- India: -$170.8 million
- Canada: -$144.3 million
- Netherlands: -$131.1 million
- France: -$128.9 million
- Trinidad and Tobago: -$119.3 million
Among Malta’s trading partners that cause the greatest negative trade balances, Maltese deficits with Canada (up 80.9%), China (up 39%) and Spain (up 22%) grew at the fastest pace from 2019 to 2020.
In addition, Malta reversed a $17,000 profit trading with Luxembourg in 2019 to garner -$228.9 million in red ink for 2020.
These cashflow deficiencies clearly indicate Malta’s competitive disadvantages with the above countries, but also represent key opportunities for Malta to develop country-specific strategies to strengthen its overall position in international trade.
Based on Investopedia’s definition of net importer, a country whose total value of all imported goods is lower than its value of all exports is said to have a positive trade balance or surplus.
Malta generated the highest trade surpluses with the following countries.
- Hong Kong: US$123.4 million (country-specific trade surplus in 2020)
- Singapore: $120.8 million
- Germany: $104.9 million
- Japan: $89.3 million
- Libya: $60.5 million
- Hungary: $51.3 million
- Philippines: $40.5 million
- Poland: $37.9 million
- Sudan: $36 million
- Saudi Arabia: $28.5 million
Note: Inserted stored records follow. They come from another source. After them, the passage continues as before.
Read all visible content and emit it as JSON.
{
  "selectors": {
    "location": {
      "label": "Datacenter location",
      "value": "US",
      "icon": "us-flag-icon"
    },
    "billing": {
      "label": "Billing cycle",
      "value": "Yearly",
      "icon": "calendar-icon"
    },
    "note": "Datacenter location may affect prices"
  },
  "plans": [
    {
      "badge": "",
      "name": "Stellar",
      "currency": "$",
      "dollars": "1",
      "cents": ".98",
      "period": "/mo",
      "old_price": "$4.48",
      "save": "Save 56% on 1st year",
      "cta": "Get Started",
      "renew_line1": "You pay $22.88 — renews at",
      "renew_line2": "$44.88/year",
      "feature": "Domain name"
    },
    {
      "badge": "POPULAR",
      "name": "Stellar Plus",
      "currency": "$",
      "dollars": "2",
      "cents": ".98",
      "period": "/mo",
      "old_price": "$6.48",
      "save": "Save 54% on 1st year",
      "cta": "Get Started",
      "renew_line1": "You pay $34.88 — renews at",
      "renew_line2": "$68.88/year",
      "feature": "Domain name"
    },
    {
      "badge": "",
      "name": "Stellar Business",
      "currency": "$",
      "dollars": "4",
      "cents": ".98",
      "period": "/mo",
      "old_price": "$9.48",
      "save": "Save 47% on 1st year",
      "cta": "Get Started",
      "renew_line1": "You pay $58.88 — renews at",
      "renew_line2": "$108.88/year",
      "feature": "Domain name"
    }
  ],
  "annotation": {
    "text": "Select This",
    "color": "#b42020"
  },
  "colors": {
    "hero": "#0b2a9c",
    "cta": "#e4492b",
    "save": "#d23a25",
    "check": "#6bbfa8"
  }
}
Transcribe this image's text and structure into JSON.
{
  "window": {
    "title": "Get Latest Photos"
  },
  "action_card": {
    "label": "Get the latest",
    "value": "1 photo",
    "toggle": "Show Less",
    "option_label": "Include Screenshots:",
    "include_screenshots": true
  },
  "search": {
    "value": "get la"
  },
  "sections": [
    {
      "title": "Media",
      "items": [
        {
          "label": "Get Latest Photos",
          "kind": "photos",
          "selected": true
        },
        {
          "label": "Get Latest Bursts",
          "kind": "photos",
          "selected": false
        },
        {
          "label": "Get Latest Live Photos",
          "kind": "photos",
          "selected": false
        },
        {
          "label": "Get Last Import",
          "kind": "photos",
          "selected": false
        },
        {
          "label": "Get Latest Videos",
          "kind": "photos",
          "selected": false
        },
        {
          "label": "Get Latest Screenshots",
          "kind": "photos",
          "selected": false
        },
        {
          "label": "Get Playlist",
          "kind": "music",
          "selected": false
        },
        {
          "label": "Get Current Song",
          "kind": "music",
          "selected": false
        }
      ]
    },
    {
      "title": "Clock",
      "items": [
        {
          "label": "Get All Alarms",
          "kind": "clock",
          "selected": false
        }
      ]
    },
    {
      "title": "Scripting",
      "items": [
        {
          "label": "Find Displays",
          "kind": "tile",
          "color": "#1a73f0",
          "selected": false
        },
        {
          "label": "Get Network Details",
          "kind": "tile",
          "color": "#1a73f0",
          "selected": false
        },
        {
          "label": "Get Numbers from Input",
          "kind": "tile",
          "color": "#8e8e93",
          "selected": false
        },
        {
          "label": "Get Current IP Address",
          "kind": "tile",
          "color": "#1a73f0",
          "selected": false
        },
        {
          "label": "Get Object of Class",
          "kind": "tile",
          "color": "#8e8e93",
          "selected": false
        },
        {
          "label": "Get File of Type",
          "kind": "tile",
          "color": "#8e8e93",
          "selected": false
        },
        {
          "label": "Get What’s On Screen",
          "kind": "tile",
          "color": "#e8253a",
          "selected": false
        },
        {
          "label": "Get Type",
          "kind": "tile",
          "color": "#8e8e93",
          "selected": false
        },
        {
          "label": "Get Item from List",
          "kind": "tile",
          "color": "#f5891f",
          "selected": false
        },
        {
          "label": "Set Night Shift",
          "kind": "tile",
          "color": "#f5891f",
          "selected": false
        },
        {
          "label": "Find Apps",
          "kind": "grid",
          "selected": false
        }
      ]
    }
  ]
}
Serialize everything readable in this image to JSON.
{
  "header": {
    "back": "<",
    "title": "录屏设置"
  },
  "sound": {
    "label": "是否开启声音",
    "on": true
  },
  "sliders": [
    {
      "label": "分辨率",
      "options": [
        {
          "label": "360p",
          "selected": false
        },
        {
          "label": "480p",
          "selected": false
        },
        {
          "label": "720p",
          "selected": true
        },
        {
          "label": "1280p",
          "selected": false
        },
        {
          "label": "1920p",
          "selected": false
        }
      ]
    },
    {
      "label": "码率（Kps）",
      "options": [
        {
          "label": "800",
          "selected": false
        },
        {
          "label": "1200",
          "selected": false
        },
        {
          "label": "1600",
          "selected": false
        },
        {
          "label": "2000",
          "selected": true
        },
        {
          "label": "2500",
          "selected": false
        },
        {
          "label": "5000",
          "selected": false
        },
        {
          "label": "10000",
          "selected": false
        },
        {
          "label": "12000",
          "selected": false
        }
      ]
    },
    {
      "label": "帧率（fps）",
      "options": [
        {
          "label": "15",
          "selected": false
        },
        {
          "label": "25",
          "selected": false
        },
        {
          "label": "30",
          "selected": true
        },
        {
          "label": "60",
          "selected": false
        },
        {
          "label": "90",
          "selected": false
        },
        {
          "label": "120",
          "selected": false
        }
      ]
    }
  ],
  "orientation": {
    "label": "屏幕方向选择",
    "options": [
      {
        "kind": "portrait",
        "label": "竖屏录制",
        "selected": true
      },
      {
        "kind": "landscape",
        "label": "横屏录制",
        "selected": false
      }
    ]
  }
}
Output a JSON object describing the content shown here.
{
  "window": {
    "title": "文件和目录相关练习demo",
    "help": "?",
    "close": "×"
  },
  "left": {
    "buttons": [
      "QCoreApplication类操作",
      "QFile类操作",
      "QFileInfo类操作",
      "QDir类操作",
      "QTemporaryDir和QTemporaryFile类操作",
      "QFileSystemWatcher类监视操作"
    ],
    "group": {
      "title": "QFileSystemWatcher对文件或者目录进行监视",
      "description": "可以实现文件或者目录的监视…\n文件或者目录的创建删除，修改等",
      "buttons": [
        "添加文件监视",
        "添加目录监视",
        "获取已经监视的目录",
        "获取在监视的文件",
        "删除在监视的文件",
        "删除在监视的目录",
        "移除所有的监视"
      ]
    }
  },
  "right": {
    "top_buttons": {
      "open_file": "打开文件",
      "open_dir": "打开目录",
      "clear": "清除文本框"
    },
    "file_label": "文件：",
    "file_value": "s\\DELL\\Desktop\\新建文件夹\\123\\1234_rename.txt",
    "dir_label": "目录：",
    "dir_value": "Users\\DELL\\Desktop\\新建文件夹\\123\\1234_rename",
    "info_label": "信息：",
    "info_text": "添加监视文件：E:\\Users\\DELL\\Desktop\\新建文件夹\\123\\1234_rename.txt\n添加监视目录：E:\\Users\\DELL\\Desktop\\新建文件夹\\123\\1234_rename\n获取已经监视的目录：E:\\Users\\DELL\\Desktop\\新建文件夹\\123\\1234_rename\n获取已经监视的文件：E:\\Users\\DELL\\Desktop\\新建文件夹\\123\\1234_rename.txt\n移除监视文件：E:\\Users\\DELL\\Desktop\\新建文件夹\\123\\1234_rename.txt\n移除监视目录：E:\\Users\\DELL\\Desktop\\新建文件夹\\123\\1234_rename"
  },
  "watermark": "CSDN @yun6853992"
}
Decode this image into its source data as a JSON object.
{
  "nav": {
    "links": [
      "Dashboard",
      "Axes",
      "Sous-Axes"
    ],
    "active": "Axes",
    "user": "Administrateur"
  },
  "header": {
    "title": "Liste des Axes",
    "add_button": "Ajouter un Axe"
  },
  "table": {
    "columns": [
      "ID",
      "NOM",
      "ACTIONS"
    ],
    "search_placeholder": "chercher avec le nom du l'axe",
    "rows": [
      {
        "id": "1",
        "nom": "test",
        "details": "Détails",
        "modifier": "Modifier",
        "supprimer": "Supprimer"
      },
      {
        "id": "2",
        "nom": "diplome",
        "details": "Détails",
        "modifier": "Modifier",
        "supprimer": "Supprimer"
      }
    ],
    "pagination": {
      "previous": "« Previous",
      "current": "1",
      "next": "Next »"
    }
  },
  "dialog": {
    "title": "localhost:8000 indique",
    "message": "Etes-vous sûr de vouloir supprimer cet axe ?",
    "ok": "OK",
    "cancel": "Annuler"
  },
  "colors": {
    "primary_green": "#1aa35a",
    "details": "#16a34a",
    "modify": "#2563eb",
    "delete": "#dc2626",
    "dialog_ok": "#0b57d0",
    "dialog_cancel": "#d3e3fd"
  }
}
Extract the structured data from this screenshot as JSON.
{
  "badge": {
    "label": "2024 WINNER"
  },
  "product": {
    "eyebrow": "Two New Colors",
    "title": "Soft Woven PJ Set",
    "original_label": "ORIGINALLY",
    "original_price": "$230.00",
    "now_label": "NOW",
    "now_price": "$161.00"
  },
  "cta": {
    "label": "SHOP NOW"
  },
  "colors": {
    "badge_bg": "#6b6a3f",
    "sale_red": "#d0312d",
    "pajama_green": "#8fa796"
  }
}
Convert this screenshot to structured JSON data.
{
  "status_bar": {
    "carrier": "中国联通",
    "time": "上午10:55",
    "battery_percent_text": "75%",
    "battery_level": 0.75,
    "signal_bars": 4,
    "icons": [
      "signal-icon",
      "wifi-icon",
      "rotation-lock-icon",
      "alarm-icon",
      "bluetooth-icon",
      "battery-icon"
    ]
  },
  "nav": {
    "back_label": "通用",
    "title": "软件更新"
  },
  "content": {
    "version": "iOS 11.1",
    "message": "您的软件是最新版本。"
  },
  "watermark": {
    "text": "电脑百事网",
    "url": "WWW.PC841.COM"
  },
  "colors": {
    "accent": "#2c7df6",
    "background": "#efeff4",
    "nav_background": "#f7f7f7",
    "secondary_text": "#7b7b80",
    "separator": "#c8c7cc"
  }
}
Among Malta’s trading partners that generate the greatest positive trade balances, Maltese surpluses with Germany (up 974.6%), Philippines (up 283.7%) and Hungary (up 149.4%) grew at the fastest pace from 2019 to 2020.
In addition, Malta reversed a -$61.1 million deficit trading with Saudi Arabia in 2019 to post a $28.5 million surplus for 2020.
These positive cashflow streams clearly indicate Malta’s competitive advantages with the above countries, but also represent key opportunities for Malta to develop country-specific strategies to optimize its overall position in international trade.
Companies Servicing Maltese Trading Partners
Given how small Malta is, it should come as no surprise that not one Maltese corporation ranks among Forbes Global 2000.
Wikipedia does list Maltese companies that engage in international trade. Selected examples are shown below:
- Air Malta plc (airliner)
- Emmanuel Delicata (wine)
- Simonds Farsons Cisk plc (beverages including beer)
See also Malta’s Top 10 Exports and Top EU Export Countries
Central Intelligence Agency, The World Factbook Europe: Malta. Accessed on April 4, 2021
Forbes Global 2000 rankings, The World’s Biggest Public Companies. Accessed on April 4, 2021
International Trade Centre, Trade Map. Accessed on April 4, 2021
Investopedia, Net Exports Definition. Accessed on April 4, 2021
Wikipedia, List of Companies of Malta. Accessed on April 4, 2021
Wikipedia, Malta. Accessed on April 4, 2021